Using the string "truck" as the key, pull each matching line out of the records below.

(Interface dataset entries)
────────────────────────────────────────

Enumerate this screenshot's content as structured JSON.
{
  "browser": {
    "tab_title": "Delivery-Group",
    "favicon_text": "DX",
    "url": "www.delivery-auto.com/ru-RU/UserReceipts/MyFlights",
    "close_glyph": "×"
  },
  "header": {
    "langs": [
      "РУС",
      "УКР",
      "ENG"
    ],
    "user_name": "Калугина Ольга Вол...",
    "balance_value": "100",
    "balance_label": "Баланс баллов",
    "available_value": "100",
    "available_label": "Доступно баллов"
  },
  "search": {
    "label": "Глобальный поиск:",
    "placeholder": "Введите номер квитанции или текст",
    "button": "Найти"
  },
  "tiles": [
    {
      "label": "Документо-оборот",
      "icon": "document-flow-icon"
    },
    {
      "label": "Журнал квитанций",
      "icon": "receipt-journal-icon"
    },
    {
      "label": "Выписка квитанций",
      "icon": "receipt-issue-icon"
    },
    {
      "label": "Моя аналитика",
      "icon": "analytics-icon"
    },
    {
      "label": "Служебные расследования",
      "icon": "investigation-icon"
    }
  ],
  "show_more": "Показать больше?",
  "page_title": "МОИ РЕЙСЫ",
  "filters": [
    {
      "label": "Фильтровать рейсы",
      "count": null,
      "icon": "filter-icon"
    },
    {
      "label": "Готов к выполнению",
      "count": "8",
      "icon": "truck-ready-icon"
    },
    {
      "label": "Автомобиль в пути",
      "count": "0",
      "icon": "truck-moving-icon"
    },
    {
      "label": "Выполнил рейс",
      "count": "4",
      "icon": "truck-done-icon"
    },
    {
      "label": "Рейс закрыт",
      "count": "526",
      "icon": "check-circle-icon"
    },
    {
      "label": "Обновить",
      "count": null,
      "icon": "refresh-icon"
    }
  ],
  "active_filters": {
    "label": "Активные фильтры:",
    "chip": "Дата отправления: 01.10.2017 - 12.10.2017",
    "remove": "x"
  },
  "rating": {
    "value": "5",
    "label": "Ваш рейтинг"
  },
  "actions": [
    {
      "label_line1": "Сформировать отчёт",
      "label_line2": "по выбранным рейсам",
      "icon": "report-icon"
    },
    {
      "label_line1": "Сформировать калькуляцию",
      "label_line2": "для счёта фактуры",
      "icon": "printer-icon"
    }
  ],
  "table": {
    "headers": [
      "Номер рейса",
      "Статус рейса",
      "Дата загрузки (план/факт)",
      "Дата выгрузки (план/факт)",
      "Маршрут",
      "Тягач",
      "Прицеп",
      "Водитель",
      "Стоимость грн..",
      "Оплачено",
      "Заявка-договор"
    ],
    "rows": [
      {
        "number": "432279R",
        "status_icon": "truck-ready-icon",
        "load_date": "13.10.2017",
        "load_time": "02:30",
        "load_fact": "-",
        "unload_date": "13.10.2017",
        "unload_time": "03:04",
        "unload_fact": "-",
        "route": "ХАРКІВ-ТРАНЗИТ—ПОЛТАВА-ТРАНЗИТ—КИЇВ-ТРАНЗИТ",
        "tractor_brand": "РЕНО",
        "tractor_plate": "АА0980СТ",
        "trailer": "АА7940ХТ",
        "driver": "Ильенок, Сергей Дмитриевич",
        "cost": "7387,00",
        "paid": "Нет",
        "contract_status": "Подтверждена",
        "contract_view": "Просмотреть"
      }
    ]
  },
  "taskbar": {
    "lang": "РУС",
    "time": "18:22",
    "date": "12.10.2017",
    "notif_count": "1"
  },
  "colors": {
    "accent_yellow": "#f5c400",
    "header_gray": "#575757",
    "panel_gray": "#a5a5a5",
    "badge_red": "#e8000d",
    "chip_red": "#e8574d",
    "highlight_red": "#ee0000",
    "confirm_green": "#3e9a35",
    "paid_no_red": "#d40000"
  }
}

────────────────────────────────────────

◆ **Solution to this exercise**:
      "icon": "truck-ready-icon"
      "icon": "truck-moving-icon"
      "icon": "truck-done-icon"
        "status_icon": "truck-ready-icon",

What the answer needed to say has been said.